TASK DETAILS: Give back every line of the material exactly, as it appears below.

THE RECORDS:
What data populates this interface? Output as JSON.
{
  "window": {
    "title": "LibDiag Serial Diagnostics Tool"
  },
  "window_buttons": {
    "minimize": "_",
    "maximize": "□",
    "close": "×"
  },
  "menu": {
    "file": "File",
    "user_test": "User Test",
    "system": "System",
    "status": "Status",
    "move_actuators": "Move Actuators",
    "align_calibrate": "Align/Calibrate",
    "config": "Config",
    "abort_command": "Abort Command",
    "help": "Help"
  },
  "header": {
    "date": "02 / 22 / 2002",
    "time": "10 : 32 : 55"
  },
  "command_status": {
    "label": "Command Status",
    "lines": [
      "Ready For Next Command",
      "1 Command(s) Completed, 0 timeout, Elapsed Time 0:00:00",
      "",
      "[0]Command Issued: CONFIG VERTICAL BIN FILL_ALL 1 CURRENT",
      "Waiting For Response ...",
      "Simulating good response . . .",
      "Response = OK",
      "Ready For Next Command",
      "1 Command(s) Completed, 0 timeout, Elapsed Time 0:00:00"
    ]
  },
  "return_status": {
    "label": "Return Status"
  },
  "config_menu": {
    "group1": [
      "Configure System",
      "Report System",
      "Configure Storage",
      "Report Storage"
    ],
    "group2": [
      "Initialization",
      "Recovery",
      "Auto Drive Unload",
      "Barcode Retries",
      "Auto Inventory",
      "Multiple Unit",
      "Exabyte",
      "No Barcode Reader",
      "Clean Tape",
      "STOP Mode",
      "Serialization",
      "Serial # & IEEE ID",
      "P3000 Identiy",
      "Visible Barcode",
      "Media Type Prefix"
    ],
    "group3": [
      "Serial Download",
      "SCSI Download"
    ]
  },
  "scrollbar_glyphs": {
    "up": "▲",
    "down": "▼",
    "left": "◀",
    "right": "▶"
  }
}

SOLUTION BELOW:
What data populates this interface? Output as JSON.
{
  "window": {
    "title": "LibDiag Serial Diagnostics Tool"
  },
  "window_buttons": {
    "minimize": "_",
    "maximize": "□",
    "close": "×"
  },
  "menu": {
    "file": "File",
    "user_test": "User Test",
    "system": "System",
    "status": "Status",
    "move_actuators": "Move Actuators",
    "align_calibrate": "Align/Calibrate",
    "config": "Config",
    "abort_command": "Abort Command",
    "help": "Help"
  },
  "header": {
    "date": "02 / 22 / 2002",
    "time": "10 : 32 : 55"
  },
  "command_status": {
    "label": "Command Status",
    "lines": [
      "Ready For Next Command",
      "1 Command(s) Completed, 0 timeout, Elapsed Time 0:00:00",
      "",
      "[0]Command Issued: CONFIG VERTICAL BIN FILL_ALL 1 CURRENT",
      "Waiting For Response ...",
      "Simulating good response . . .",
      "Response = OK",
      "Ready For Next Command",
      "1 Command(s) Completed, 0 timeout, Elapsed Time 0:00:00"
    ]
  },
  "return_status": {
    "label": "Return Status"
  },
  "config_menu": {
    "group1": [
      "Configure System",
      "Report System",
      "Configure Storage",
      "Report Storage"
    ],
    "group2": [
      "Initialization",
      "Recovery",
      "Auto Drive Unload",
      "Barcode Retries",
      "Auto Inventory",
      "Multiple Unit",
      "Exabyte",
      "No Barcode Reader",
      "Clean Tape",
      "STOP Mode",
      "Serialization",
      "Serial # & IEEE ID",
      "P3000 Identiy",
      "Visible Barcode",
      "Media Type Prefix"
    ],
    "group3": [
      "Serial Download",
      "SCSI Download"
    ]
  },
  "scrollbar_glyphs": {
    "up": "▲",
    "down": "▼",
    "left": "◀",
    "right": "▶"
  }
}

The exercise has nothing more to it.